Before Heartless Bastards took the stage on May 30, the first thing to do was just to turn around and take it all in.
We were at the front of the Mohawk outdoor stage for take two of night two of the dive-ily magical Red River venue’s live-music comeback, delayed 48 hours by the previous Friday’s rain and lightning. There would be plenty of time — about 20 minutes shy of two hours, as it turned out — to take in what would be happening onstage in front of us. Before that, I needed to look behind us, to remember what a genuine crowd looks like. The Mohawk’s distinctive three-level layout offered the perfect opportunity to recapture the feeling of something so exciting and familiar, yet foreign for the past year and change. In fact, the Mohawk was the site of the last real concert I’d attended: Destroyer on Feb. 26, 2020.
The floor would eventually fill, but it was doing so pretty slowly — somewhat surprisingly so, since it hadn’t rained in a meaningful way in about two hours. But on the middle level, seats were filling in a hurry, perhaps owing to its access to the covered top patio in case the rain started again. There was something novel about just seeing … faces. Dozens of faces, in close proximity, looking down, stirring, anticipating. This is OK again now, right? It felt right. Even with Pfizer’s master concoction pflowing (sorry) through me for some time now, it also felt just a little dangerous.
Then the retooled Bastards took the stage, and it was definitely right.
It’s a whole new cast around mega-voice and guitarist Erika Wennerstrom. But as long as Wennerstrom’s presence is intact, holding onto the Bastards name is justified with any backing crew, from virtuosos to robots to holograms. And what the new six-piece version of Heartless Bastards showed on Sunday were depth and textures that suggest the new Bastards might be an even better live kick than the old one.
As Wennerstrom and crew sailed through a discography-spanning selection of Bastards music — from their garage-ier days of debut album Stairs & Elevators to the country-inflected rock-icana they’ve become widely known for — I kept taking in more signs of the familiar to go with all those faces behind me. It started with the now-9-year-old (seriously?) anthemic opener “Parted Ways,” which they didn’t finish before sweat was already starting to glisten on Wennerstrom’s face. Remember when we used to take seeing music stars sweating through a set for granted? No longer.
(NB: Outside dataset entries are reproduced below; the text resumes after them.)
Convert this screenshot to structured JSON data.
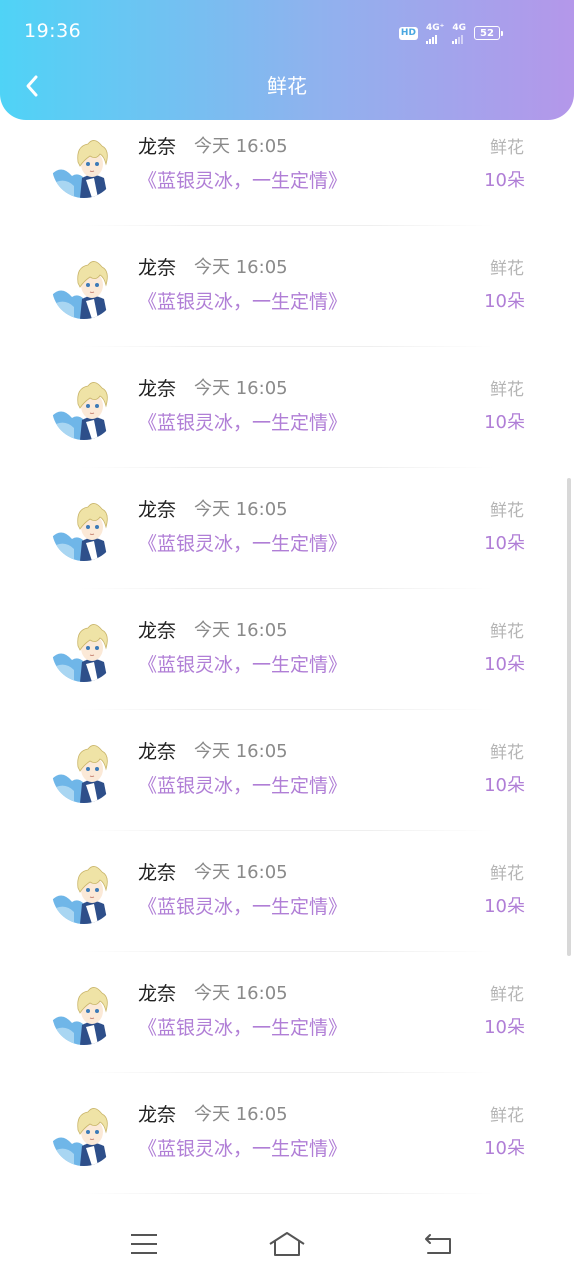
{
  "status_bar": {
    "time": "19:36",
    "hd_badge": "HD",
    "network_1": "4G⁺",
    "network_2": "4G",
    "battery": "52"
  },
  "header": {
    "back_icon": "chevron-left-icon",
    "title": "鲜花",
    "gradient_colors": [
      "#4fd3f6",
      "#b497ea"
    ]
  },
  "list": {
    "items": [
      {
        "name": "龙奈",
        "time": "今天 16:05",
        "gift_title": "《蓝银灵冰，一生定情》",
        "gift_type": "鲜花",
        "gift_count": "10朵"
      },
      {
        "name": "龙奈",
        "time": "今天 16:05",
        "gift_title": "《蓝银灵冰，一生定情》",
        "gift_type": "鲜花",
        "gift_count": "10朵"
      },
      {
        "name": "龙奈",
        "time": "今天 16:05",
        "gift_title": "《蓝银灵冰，一生定情》",
        "gift_type": "鲜花",
        "gift_count": "10朵"
      },
      {
        "name": "龙奈",
        "time": "今天 16:05",
        "gift_title": "《蓝银灵冰，一生定情》",
        "gift_type": "鲜花",
        "gift_count": "10朵"
      },
      {
        "name": "龙奈",
        "time": "今天 16:05",
        "gift_title": "《蓝银灵冰，一生定情》",
        "gift_type": "鲜花",
        "gift_count": "10朵"
      },
      {
        "name": "龙奈",
        "time": "今天 16:05",
        "gift_title": "《蓝银灵冰，一生定情》",
        "gift_type": "鲜花",
        "gift_count": "10朵"
      },
      {
        "name": "龙奈",
        "time": "今天 16:05",
        "gift_title": "《蓝银灵冰，一生定情》",
        "gift_type": "鲜花",
        "gift_count": "10朵"
      },
      {
        "name": "龙奈",
        "time": "今天 16:05",
        "gift_title": "《蓝银灵冰，一生定情》",
        "gift_type": "鲜花",
        "gift_count": "10朵"
      },
      {
        "name": "龙奈",
        "time": "今天 16:05",
        "gift_title": "《蓝银灵冰，一生定情》",
        "gift_type": "鲜花",
        "gift_count": "10朵"
      }
    ],
    "accent_color": "#b07ed6"
  },
  "nav_bar": {
    "menu_icon": "menu-icon",
    "home_icon": "home-icon",
    "back_icon": "back-icon"
  }
}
Hearing Wennerstrom overwhelm and melt a microphone had that proverbial old-shoe feeling, too. Her scaling and descent of a skyscraper-like vocal ladder, the uncommonly full-bodied falsetto that always makes folky offerings like “Only For You” so striking and resonant … coming from someone who’s now seen her live about seven times, it never gets old.
Backed by this bigger, beefier-sounding group of backing Bastards — Lauren Gurgiolo on guitar, Beth Harris on backing vocals, Jonas Wilson on keyboards, Sam Pankey on bass and Greg Clifford on drums — Wennerstrom sounded in mid-tour form. The band ably backed her throughout, including standout moments like her grand solo masterpiece “Extraordinary Love,” last year’s politically and spiritually charged Bastards return “Revolution,” and the high-powered nod to Stairs & Elevators with “Swamp Song” and “Gray.” It’s gratifying that nearly 20 years and a significant sound evolution later, Wennerstrom has never left those days behind in the Bastards’ live shows. The noisy live rush on “Gray” was another representation of something I’ve been missing for over a year: A rock ‘n’ roll band just ripping through a fist-pumping three-minute banger.
And hell, even a few technical issues served to make this return to normalcy feel aggressively … normal. You go to enough local shows, you know that’s always a potential part of the deal. Gurgiolo — situated directly above us on stage left and an initiator of friendly conversation during both sound check and the show itself — had some sound/equipment difficulties between her tastily executed solos (delivered with distinctively tense body language). Wennerstrom had some problems with her guitar as well.
“We got some technical stuff,” Wennerstrom said at one point while the band tried to work all that out. “You know one thing about COVID: Not that much fazes me these days.” As the problem went unresolved, she went into a brief, wry filibuster: “It’s been a crazy year, huh? Helluva year, right?”
After the Bastards closed with “Revolution,” the gratitude Wennerstrom showed to be back was genuine, touching and entirely mutual. The Bastards will release the band’s first album in six years in September, and new material mixed into the set, such as a song apparently called “You Never Know,” suggested the beat will go on for Wennerstrom and whatever her vision is for the band’s future output. For now though, the presence of genuine live music is enough. This was a real, full-fat, full-sugar, full-taste show, not a diet one with shaky broadband or other “not the same” restrictions. Heartless Bastards were a perfect return to it.